Portrait of Ferdinand von Arlt Frontispiece


1. Patagonians 2

2. African Pigmies 3

3. Moros from the Philippines 6

4. Diagram of the hypermetropic, emmetropic and myopic eyeballs 11

5. The eye as a camera 13

6. Mexican Indians 15

7. Ainus, the aboriginal inhabitants of Japan 16

8. The usual method of using the retinoscope 18

9. Diagrams of the images of Purkinje 24

10. Diagram by which Helmholtz illustrated his theory of accommodation 27

11. Portrait of Thomas Young 28

12. Portrait of Hermann Ludwig Ferdinand von Helmholtz 31

13. Demonstration upon the eye of a rabbit that the inferior oblique muscle is an essential factor in accommodation 40

14. Demonstration upon the eye of a carp that the superior oblique muscle is essential to accommodation 41

15. Demonstration upon the eye of a rabbit that the production of refractive errors is dependent upon the action of he external muscles 42

16. Demonstration upon the eye of a fish that the production of myopic and hypermetropic refraction is dependent upon the action of the extrinsic muscles 43

17. Production and relief of mixed astigmatism in the eye of a carp 45

18. Demonstration upon the eyeball of a rabbit that the obliques lengthen the visual axis in myopia 46

19. Demonstration upon the eye of a carp that the recti shorten the visual axis in hypermetropia 47

20. Lens pushed out of the axis of vision 48

21. Rabbit with lens removed 49

22. Experiment upon the eye of a cat, demonstrating that the fourth nerve, which supplies only the superior oblique muscle, is just as much a nerve of accommodation as the third, and that the superior oblique muscle which it supplies is a muscle of accommodation 50-51

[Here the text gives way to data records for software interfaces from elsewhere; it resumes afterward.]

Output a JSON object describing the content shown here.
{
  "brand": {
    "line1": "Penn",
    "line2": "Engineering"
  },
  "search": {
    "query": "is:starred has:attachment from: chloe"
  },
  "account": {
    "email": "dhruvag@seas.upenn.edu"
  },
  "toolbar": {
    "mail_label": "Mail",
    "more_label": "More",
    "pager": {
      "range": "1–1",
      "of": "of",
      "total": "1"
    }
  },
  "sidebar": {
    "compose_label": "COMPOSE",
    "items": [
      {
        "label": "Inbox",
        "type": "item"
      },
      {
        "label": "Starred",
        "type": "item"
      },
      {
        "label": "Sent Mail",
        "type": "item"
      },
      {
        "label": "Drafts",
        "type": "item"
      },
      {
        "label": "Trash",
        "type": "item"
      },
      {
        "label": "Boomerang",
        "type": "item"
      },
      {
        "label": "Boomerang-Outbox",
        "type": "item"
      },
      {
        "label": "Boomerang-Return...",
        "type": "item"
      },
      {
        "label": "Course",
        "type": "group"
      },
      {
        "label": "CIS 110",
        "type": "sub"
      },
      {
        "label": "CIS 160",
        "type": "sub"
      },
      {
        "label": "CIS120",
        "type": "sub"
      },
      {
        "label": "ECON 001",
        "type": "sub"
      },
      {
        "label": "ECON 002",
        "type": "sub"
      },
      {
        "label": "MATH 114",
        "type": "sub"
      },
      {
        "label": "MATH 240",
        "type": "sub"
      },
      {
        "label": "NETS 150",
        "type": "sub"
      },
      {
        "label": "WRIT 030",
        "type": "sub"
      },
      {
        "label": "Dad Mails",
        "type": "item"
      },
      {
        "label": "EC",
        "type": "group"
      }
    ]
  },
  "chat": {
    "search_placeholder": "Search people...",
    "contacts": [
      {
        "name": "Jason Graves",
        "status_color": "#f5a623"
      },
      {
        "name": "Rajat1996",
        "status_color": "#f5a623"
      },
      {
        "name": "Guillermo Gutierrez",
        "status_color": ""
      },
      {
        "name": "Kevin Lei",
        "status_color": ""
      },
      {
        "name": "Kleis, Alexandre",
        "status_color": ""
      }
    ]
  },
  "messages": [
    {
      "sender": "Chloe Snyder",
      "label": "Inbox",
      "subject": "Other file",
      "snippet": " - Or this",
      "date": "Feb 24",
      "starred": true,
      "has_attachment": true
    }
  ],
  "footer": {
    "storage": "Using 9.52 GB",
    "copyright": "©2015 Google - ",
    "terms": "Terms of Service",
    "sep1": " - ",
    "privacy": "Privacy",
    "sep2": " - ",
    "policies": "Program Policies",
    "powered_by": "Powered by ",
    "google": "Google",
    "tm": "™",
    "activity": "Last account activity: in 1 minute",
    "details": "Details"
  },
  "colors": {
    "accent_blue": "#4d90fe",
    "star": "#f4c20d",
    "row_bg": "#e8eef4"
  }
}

23. Pithing a fish preparatory to operating upon its eyes 52

24. Arrangements for photographing images reflected from he eyeball 55


xx List of Illustrations

25. Arrangements for holding the head of the subject steady while images were being photographed 56

26. Image of electric filament on the front of the lens. 57

27. Images of the electric filament reflected simultaneously from the cornea and lens 58

28. Image of electric filament upon the cornea 60

29. Image of electric filament on the front of the sclera 62

30. Images on the side of the sclera 63

31. Multiple images upon the front of the lens 64

32. Reflection of the electric filament from the iris 65

33. Demonstrating that the back of the lens does not change during accommodation. 67

34. Straining to see at the near-point produces hypermetropia. 90

35. Myopia produced by unconscious strain to see at the distance is

increased by conscious strain 91

36. Immediate production of myopia and myopic astigmatism in eyes previously normal by strain to see at the distance 92-93

37. Myopic astigmatism comes and goes according as the subject

looks at distant objects with or without strain. . 94

38. Patient who has had the lens of the right eye removed for cataract

produces changes in the refraction of this eye by strain 96-97

39. A family group strikingly illustrating the effect of the mind upon the

vision 99

40. Myopes who never went to school, or read in the Subway 100

41. One of the many thousands of patients cured of errors of refraction

by the methods presented in this book 104

42. Palming 125

43. Patient with atrophy of the optic nerve gets flashes of improved

vision after palming 127

44. Paralysis of the seventh nerve cured by palming 131

45. Glaucoma cured by palming 133

46. Woman with normal vision looking directly at the sun 187

47. Woman aged 37-child aged 4, both looking directly at the sun

without discomfort 189

48. Focussing the rays of the sun upon the eye of a patientby means

of a burning glass 191

49. Specimen of diamond type 195

50. Photographic type reduction 195

51. Operating without anaesthetics 204

52. Neuralgia relieved by palming and the memory of black 207

53. Voluntary production of squint by strain to see 223

54. Case of divergent vertical squint cured by eye education 230

55. Temporary cure of squint by memory of a black period. 232

56. Face-rest designed by Kallmann, a German optician 254